- About this exercise -
Show all lines of the listing that contain the word "source".

- Data to use -
========================================

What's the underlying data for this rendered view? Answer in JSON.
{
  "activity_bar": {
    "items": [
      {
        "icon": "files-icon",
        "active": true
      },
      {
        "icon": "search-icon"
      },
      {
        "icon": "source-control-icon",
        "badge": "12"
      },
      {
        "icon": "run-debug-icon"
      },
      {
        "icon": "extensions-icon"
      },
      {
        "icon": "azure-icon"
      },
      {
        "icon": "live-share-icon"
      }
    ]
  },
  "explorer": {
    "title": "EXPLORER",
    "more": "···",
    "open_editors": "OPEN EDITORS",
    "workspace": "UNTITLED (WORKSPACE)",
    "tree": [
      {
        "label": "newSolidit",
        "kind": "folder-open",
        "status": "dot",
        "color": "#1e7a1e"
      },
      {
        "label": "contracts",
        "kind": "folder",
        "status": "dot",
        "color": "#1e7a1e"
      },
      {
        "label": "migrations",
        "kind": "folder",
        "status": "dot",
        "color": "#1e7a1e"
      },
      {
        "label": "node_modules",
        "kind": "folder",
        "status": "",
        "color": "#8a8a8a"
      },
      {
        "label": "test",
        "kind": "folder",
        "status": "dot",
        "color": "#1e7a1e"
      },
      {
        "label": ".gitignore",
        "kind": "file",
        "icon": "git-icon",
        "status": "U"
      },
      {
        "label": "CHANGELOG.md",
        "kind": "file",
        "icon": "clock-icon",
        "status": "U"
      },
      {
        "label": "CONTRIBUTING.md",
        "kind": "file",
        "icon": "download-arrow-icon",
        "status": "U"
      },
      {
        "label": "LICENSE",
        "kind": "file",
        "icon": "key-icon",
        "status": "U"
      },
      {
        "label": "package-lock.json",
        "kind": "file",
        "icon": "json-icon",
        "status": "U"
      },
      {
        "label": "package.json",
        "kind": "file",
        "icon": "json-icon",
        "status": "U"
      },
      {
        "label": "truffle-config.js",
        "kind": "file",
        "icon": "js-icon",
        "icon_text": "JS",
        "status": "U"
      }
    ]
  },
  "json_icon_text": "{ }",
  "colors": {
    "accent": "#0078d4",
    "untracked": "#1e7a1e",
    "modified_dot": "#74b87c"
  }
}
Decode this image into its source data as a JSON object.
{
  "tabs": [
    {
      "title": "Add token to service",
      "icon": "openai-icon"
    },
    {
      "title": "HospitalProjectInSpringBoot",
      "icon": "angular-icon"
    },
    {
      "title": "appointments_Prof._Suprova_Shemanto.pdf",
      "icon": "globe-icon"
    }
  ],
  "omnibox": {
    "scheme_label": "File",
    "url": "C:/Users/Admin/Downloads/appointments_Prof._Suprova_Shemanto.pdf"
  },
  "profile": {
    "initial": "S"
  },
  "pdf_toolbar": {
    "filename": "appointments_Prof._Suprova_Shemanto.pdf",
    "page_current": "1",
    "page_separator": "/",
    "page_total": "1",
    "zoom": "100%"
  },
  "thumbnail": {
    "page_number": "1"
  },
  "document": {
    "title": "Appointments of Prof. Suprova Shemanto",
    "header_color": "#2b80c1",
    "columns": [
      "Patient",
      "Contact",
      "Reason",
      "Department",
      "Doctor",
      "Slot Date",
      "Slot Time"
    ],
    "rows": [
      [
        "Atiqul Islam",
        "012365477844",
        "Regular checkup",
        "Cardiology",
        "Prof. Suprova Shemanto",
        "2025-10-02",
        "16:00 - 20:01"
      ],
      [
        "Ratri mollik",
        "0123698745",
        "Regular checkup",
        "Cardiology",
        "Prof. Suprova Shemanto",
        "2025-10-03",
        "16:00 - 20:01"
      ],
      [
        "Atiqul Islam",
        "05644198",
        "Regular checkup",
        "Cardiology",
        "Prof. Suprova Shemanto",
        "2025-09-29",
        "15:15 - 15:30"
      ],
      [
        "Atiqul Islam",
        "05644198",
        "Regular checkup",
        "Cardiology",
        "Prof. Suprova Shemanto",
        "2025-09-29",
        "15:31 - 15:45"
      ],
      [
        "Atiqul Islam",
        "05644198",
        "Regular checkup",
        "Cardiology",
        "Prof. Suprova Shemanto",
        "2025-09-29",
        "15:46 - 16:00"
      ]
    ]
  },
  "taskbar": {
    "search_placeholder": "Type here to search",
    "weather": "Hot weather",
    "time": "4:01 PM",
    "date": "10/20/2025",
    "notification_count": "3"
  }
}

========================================

- Result of this task -
        "icon": "source-control-icon",
Decode this image into its source data as a JSON object.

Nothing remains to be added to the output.